During Session 5 we will consider recommendations on the choice of license for OER from the perspective of the OER Foundation, a "pro-freedom" educational charity. We will consider the Creative Commons licenses which meet the requirements of the free cultural works definition derived from the "essential freedoms" and why these are important for education. We conclude with technical considerations which educators should consider in parallel with the choice of license.
Knowledge Series: Marketing and Branding of Open and Distance Learning
The marketing and branding strategies described in this guide should help leaders of ODL institutions in their efforts to successfully position their institutions within their respective education systems.
Quality Assurance Toolkit for Open and Distance Non-formal Education
Non-formal education and training is an extremely wide field, encompassing themes with an enormous and ever-increasing need, including adult literacy, basic education for out-of-school children, life skills, work skills, gender equity and community development. Evidence of direct and tangible benefits to individuals, communities and economies must be demonstrated if these programmes are to receive the funding and support that they need. QA systems applied in educational contexts are generally concerned with inputs — how much money is spent, what staffing, resources and support are provided, what kinds of teaching and learning are involved, and so on. There is an assumption — not always fulfilled — that the higher the standards of the inputs, the higher the quality of the outputs. In this toolkit, we propose a different approach: the evaluation of the programmes’ outcomes, outputs and impacts.

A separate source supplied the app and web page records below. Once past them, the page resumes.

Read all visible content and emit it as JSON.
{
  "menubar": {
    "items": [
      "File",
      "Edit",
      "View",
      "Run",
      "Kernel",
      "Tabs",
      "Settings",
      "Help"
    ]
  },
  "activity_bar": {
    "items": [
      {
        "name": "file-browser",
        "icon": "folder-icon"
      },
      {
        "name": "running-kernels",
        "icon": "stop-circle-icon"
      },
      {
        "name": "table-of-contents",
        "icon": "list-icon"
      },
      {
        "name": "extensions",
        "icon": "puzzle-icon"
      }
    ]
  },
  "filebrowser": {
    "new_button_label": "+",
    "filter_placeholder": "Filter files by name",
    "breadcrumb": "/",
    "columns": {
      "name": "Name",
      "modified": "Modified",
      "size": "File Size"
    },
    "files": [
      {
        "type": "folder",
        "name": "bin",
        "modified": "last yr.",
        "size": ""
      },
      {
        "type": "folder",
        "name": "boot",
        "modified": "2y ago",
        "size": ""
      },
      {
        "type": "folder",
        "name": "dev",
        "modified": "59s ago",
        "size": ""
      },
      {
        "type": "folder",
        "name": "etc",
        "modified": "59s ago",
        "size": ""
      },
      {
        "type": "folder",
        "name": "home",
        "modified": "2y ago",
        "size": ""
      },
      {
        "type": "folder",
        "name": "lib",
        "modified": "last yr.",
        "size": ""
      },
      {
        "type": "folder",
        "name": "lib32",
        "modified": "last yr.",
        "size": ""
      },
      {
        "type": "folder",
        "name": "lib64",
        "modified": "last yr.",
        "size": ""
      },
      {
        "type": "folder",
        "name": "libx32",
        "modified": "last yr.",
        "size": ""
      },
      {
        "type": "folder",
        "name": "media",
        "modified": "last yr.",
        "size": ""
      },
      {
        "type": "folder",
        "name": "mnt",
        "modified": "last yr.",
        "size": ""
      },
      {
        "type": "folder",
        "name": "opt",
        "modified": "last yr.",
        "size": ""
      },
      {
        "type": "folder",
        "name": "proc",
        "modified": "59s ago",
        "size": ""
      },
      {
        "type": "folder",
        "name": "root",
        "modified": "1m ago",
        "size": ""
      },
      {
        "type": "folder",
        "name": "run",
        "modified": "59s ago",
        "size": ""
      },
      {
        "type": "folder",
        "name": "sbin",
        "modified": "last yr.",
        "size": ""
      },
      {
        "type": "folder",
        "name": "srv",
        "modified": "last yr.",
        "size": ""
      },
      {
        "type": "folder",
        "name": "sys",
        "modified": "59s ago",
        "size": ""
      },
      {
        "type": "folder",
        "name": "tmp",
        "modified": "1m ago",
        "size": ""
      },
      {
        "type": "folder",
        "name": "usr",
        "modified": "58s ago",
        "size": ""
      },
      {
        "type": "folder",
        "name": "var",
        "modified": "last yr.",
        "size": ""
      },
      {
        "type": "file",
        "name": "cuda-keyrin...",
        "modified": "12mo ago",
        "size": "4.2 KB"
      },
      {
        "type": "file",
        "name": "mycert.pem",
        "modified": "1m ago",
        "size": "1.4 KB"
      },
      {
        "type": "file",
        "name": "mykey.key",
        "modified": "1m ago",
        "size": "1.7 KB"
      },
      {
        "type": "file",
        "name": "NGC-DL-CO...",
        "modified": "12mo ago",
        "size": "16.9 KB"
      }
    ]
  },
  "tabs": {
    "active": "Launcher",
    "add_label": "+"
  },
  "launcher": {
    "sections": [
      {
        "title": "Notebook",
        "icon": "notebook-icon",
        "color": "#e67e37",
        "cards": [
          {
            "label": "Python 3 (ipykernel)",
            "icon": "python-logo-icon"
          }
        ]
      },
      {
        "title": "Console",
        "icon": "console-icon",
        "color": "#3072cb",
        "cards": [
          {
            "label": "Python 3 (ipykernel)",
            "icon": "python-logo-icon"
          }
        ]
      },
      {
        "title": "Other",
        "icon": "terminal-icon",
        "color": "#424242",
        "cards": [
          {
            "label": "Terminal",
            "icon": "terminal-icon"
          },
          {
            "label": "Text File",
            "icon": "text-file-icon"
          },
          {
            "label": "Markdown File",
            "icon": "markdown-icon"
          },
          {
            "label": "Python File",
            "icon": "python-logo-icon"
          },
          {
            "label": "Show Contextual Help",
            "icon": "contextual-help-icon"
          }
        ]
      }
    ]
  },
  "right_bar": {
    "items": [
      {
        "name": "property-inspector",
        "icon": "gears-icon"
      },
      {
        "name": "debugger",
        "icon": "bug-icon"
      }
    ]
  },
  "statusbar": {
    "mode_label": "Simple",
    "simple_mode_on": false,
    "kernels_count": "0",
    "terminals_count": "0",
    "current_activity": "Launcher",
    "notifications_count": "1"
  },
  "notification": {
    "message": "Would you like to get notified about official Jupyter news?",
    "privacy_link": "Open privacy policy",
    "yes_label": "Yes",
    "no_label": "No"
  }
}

Guidelines for OER in Higher Education
Stemming from the open educational resources (OER) policy forum last December and wide consultation, UNESCO and COL have developed Guidelines for OER in Higher Education. The guidelines are intended to help key stakeholder groups (governments, higher education institutions, teaching staff, student bodies, quality assurance/accreditation bodies and academic recognition bodies) as they assess the implications of OER for their future policies and actions. Sir John Daniel and UNESCO Director-General Ms. Irina Bokova will launch the publication at the UNESCO General Conference on 1 November.
A Basic Guide to Open Educational Resources (OER)
Prepared by Neil Butcher for the Commonwealth of Learning & UNESCO
Edited by Asha Kanwar (COL) and Stamenka Uvalić-Trumbić (UNESCO)
A summary of the key issues as FAQs: to provide readers with a quick and user-friendly introduction to Open Educational Resources (OER) and some of the key issues to think about when exploring how to use OER most effectively.
Plus: A comprehensive analysis of these issues.
And: A set of appendices, containing more detail.
Instructional Design Tool
Developing quality course materials requires a specific set of skills. COL’s new Instructional Design Tool is a rigorous, yet simple resource that supports the development of quality courses and learning materials. Through this tool, COL is encouraging institutions to maximise the effectiveness, efficiency and appeal of the learning experience.
The Commonwealth of Learning Review and Improvement Model (COL RIM) for Higher Education Institutions
3.- UNESCO ¡¡¡¡¡¡¡¡
The MIT OpenCourseWare site is one of 26 other web sites to be recognized this year by a committee of member librarians from across the United States. Selection criteria include the quality, depth, usefulness, and uniqueness of the content, as well as the ease of accessing the information.